Gypsy Horse

As the name shows, they love to wander and go on long journeys. They are very energetic, and they run super fast. They respect their masters and are truly loyal. Sadly only a few of them are left now. Numerous skin colors can be seen among the breed.

What specific qualities make a horse dangerous?

Horses possess multiple qualities, and those having most of them are considered synonymous to dangerous.

  • Life span

Horses with short life spans can be dangerous in terms of their “durability.” Similarly, horses with a longer lifespan are generally more experienced, more volatile, and more robust, which is why they may be harder to tame.

  • Sharp senses

The sharper the senses of a horse, the quicker its response time. This particular feature is excellent for horses on the battlefield, and horses for such purposes have been identified based on this characteristic since long ago. Naturally, such breeds are also more vigilant and prone to attack, which is why they might be dangerous.

  • Strong bones/limbs

This one is quite obvious; the more muscular and bigger an animal, the more overwhelming, intimidating, and dangerous it can be. This general rule applies to horses as well.

  • Alternate eye vision

A horse with better vision is more vigilant, responsive, and alert. Thus, many consider such species hard to tame and dangerous in domestic environments.

  • Speed

Obviously, if a horse is fast, you will have a hard time taming and maintaining it. Plus, to top it off, if the animal is healthy and big, there is a higher chance you will have absolutely no control over the giant animal.

Velká Pardubická Racing competition

It is assumed to be the most challenging and most dangerous horse racing competitions. In this race, very tough and rugged horses participate. The owners train them for years, precisely so that they can ace the game.
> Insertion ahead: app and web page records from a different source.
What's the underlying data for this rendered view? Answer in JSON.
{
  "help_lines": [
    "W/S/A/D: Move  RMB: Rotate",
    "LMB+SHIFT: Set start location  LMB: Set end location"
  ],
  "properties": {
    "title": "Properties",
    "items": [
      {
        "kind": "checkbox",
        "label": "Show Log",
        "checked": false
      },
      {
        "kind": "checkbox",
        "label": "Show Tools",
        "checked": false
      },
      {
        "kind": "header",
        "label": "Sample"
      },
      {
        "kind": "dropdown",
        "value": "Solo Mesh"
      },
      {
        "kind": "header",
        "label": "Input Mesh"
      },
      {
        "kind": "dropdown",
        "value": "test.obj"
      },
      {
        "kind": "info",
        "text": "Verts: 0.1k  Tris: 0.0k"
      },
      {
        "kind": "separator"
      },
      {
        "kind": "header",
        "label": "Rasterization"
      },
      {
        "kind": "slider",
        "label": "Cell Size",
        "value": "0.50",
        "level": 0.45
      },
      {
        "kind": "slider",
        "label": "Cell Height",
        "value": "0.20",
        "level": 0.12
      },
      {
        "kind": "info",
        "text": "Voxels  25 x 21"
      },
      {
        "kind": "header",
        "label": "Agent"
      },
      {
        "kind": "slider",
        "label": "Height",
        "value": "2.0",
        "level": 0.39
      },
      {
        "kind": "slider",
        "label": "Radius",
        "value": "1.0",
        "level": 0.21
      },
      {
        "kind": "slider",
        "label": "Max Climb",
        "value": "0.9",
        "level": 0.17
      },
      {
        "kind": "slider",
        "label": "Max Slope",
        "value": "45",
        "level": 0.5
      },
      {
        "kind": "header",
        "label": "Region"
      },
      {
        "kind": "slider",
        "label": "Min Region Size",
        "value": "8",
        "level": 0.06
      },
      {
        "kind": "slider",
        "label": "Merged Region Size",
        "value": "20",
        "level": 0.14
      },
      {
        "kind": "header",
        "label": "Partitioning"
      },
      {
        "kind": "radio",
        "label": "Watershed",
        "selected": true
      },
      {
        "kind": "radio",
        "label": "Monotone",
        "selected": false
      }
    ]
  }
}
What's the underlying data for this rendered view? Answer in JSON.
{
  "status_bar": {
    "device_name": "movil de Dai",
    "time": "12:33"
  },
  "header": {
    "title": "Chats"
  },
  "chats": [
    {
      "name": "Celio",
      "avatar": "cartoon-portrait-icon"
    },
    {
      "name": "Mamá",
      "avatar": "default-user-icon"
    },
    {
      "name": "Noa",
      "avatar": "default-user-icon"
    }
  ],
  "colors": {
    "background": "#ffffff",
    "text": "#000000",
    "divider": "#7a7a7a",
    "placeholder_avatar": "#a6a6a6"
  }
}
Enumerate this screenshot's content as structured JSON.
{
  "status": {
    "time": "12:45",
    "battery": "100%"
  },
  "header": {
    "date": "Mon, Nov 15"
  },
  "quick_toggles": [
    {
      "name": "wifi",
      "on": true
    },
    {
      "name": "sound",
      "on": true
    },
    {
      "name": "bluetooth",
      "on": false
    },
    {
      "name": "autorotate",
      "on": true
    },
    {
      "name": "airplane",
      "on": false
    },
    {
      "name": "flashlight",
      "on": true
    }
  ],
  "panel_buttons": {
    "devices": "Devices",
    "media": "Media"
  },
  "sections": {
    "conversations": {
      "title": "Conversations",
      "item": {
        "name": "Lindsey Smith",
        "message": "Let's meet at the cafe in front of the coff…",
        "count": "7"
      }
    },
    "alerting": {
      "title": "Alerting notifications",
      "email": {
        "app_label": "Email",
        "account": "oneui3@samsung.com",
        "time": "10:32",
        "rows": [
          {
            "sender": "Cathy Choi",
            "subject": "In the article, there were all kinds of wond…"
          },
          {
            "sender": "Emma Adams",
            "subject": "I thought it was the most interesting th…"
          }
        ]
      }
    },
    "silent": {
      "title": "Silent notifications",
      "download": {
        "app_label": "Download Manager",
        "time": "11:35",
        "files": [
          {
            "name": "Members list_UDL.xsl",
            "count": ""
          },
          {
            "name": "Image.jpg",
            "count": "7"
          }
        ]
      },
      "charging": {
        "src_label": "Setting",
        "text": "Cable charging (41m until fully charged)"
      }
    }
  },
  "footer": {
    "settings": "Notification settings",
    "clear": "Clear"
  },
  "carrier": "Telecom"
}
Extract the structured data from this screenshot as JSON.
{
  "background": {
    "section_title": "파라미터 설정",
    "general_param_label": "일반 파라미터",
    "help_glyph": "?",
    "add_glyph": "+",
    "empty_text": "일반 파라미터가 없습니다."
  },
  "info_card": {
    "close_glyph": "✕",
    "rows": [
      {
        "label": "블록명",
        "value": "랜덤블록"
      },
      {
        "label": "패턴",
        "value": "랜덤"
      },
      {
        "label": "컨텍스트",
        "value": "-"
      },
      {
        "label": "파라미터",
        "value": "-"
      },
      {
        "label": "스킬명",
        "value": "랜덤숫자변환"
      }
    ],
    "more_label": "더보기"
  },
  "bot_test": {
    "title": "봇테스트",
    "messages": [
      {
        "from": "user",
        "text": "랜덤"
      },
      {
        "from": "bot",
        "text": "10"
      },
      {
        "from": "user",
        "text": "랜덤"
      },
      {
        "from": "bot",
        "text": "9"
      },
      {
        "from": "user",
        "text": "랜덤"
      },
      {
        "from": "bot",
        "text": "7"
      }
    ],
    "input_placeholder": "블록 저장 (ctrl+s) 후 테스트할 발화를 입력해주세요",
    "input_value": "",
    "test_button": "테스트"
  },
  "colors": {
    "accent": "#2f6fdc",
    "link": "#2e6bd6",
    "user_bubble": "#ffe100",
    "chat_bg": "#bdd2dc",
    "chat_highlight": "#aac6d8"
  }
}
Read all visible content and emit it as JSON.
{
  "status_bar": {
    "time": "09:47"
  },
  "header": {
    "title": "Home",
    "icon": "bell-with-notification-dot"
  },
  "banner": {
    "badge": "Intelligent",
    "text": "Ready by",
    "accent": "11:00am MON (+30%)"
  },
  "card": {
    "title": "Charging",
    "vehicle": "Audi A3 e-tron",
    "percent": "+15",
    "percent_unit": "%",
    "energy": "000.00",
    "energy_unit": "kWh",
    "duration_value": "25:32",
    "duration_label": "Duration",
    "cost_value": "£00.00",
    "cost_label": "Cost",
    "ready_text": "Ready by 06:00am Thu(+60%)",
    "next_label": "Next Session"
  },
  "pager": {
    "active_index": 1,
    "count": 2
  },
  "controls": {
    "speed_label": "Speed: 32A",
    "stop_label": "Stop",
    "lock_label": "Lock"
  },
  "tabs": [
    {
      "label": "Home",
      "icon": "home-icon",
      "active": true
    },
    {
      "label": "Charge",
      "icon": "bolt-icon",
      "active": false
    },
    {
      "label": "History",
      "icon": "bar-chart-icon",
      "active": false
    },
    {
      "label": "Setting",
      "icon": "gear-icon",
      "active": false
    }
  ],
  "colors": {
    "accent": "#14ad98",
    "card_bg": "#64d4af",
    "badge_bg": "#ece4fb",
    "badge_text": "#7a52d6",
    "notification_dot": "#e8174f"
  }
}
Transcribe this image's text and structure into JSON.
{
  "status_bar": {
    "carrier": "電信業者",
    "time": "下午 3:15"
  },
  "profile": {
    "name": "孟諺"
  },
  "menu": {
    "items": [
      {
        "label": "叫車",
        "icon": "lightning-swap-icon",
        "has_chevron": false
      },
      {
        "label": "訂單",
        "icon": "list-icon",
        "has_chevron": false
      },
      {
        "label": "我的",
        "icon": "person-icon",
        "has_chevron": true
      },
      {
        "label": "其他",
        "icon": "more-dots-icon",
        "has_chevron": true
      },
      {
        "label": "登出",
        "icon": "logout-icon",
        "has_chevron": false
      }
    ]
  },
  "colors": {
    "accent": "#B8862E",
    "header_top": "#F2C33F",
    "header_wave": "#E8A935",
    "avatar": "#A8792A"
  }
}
Animal rights are placed behind when it comes to this competition because it is such a hard race that many of the horses die, and others get brutally injured: all this for sheer festivity.

Racing track

The racing path is so tricky with plenty of obstacles to endure that, for many years, none of the participating horses won. In 1993 only one horse made it to the end, and the rest all died. Later, people thought to make it easier because it was merely not accomplishable.

Participant horses

The horses that participate in a particular race are far from being normal. They are treated differently from birth, and trainers work attentively with them throughout—no wonder why they are superior to other domesticated horses. The food served to them is purposed to provide them with great strength and stamina. Cowboys select the most vicious and dangerous breeds so that the horse can undergo all sorts of conditions and survive till the end.

Do horses enjoy racing?

Horses are born with running and jumping abilities, and they like doing these without even being commanded. They are never forced to do so. But if they do not want to run or be in the wild, they are stubborn enough to oppose doing what is told of them. They are mighty enough to plant their feet on the ground firmly and do not move if they do not want to.

When it comes to racing, they enjoy being with fellow horses, but they can not stand being hurt and injured, just like any other living thing. They are incredibly sensitive to pain. Most of their failures are the result of limb injuries. Not to forget that when a horse falls, the rider jockey also suffers.

In Conclusion

Horse breeds can be dangerous in many ways, depending on where they are, what their genetics is like, and how you treat them. They can be hazardous in terms of performance, anger, behavior, their prices, and a lot more. The answer to the question “Which is the most dangerous breed of horse?” depends solely on what you consider as “dangerous.”